There is always an exception in any scenario analysis and study. However, the majority of the population tend to fit in the bell curve and the discussion is focused on the population who fits in the bell curve.
What Chief Architects do in a nutshell:
Lead a small team to assist the executive and senior management to run an IT organization successfully and align the daily activities of the IT organization to the business and IT strategy.
Career Progression for a Chief Architect:
Chief architects are management consultants who has lots of practical IT experience and holistic (bottom line impact and IT/Business strategy) understanding of the organization. A logical step for a successful chief architect is to become the middle level executive manager.
General Perception of a Chief Architect:
- Jack of all trades and a master of none
- Deliver any complex projects but not quite ready for next level
- Technical and detail oriented but require molding for next level
- Visionary but need to be political savvy
How a chief architect changes the perception to move forward in the career progression:

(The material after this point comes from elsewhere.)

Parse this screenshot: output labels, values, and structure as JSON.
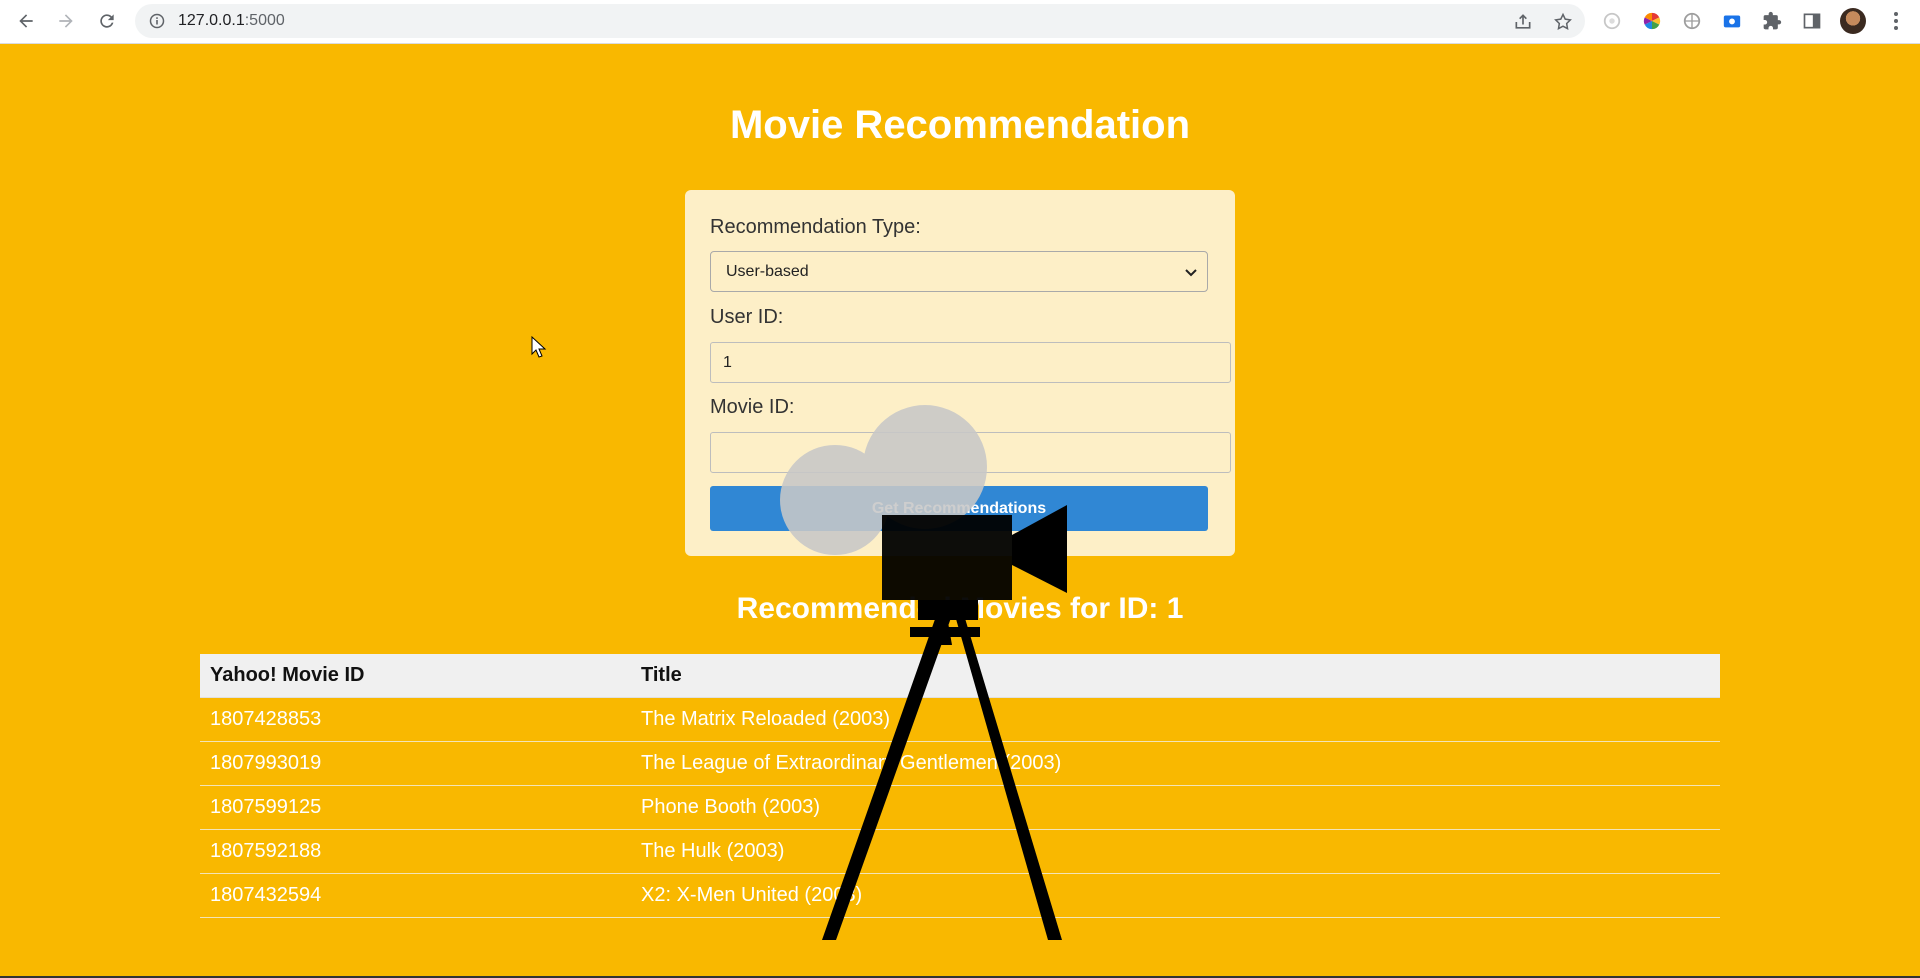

In reality, perception is the reality. To make the reality work for you, the bad perception (ie. not aligned to what is required for next level)should be changed. If it is strategized appropriately and adequately, changing the bad perception is also the reality. Formulating a strategy should be natural to a chief architect!!

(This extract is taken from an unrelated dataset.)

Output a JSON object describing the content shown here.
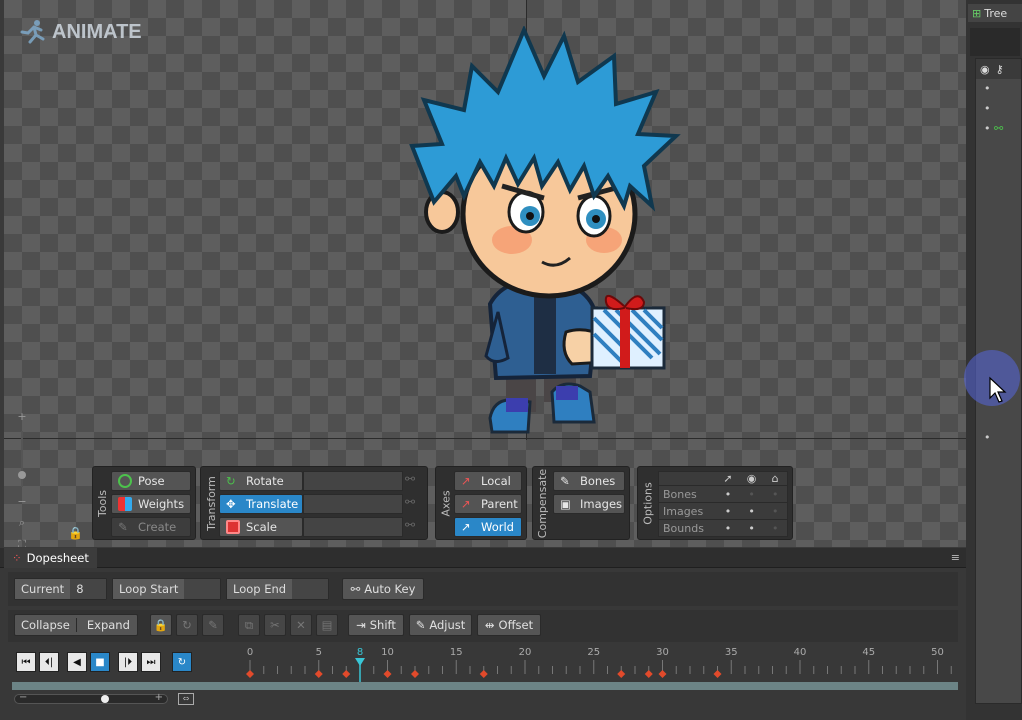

What is perception?
It is an image created by the mental models of a person about a person (in this context. It could be a thing too). Each person builds a mental model about a person based on interaction, discussion, knowledge about subject’s depth, understanding, correlating the relevance of various mutually exclusive events, trust index, openness, value proposition and lot more data points. Once the mental models are built by a person about a person, it is going to take time to change it. The inputs to build a model about a person depends on the personality of mental modeler. If the mental model building process of a person is alike with the person whose inputs are received to build the model about them, then, in general, we call those two people have natural chemistry. In that case, variance between perception of the person and real potential of the person is minimum. However, if the mental model building process of a person is different from the person whose inputs are received to build the model about them, then, the variance between perception of the person and real potential of the person is significant. Conceptually that will work in favor, in some cases. ie. A person does not have a real potential but perceived to be a potential.

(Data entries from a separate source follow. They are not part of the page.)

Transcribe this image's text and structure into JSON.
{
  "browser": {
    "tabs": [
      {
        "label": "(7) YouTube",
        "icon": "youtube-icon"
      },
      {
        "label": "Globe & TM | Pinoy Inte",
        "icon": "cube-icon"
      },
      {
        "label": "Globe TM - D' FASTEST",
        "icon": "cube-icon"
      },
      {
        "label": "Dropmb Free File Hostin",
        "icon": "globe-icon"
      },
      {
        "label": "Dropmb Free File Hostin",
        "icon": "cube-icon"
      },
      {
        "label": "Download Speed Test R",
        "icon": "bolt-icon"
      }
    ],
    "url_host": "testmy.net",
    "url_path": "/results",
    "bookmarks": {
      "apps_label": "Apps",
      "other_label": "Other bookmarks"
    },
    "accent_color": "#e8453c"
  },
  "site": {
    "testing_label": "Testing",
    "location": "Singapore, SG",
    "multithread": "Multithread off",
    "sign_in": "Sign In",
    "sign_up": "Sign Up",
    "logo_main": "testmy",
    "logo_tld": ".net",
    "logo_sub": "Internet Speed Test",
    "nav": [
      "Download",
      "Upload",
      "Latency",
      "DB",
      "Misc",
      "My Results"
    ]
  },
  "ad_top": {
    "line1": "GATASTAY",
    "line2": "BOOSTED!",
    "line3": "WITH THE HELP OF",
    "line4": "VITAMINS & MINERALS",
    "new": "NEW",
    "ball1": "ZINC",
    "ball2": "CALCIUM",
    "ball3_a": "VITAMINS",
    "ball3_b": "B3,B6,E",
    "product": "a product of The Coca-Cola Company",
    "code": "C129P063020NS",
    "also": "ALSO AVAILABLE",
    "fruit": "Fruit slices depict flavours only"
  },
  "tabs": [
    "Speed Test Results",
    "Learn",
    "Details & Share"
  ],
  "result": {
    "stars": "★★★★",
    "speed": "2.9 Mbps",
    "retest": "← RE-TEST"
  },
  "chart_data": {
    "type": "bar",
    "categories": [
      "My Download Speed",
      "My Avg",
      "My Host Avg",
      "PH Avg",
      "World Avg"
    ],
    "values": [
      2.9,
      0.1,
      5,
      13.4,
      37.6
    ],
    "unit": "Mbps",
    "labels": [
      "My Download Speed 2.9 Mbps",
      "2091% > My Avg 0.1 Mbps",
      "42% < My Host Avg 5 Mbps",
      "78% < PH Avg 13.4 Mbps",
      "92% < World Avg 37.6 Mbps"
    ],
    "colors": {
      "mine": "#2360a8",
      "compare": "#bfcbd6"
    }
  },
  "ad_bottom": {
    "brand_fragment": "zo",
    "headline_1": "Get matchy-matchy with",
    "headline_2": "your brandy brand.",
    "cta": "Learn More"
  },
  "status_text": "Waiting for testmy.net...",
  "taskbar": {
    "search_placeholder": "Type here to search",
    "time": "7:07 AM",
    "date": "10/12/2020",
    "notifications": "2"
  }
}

It sounds like a science but it is an art than a science.
Steps to change the bad perception:
- Understand what is the general perception about you with the decision makers?
- Weigh the perceptions and figure out the perceptions which are going to work against you?
- Understand the mental model building process of the decision makers and the inputs taken to conclude the model
- Explore and exploit opportunities to provide inputs to the decision maker to change existing mental model.
It sounds simple as long as some one provides the data for each steps. It can not be found in internet (google) but can be found through social net.
The above are abstract steps and can be personalized for your organization by connecting it from your executive mentors.
Where are the executive advisory mentors?
They are all over. How many times you were with an executive in an elevator and just said “Hi, How are you doing it today? What a nice weather?” How many times you stood next to an executive in a cafeteria line to get a salad, but said “Hello”. How many times you passed a minority group organization sponsored executive panel discussion? How many times when an executive asked you how are you doing? and you just said “good”.
Always, be ready for a 30 seconds elevator talk which will open a channel for 30 min discussion to discuss one or multiple steps to read and change the bad perception of you in the organization decision makers.
This blog is a summarization of what I heard in one of the executive panel discussion on career growth and its challenges, and generalization of that to a Chief Architect or Chief IT strategy person. I thank all the members of panel and I wish, I will speak like them one day. Why they were able to speak so clearly about those vague topics? Is it because they are so matured? is it because they have clarity in their thoughts? hmm.. that deserves a separate blog..
One thought on “Mentors are all over – How Chief Architects use them effectively?”
I must say this is a great article i enjoyed reading it keep the good work 🙂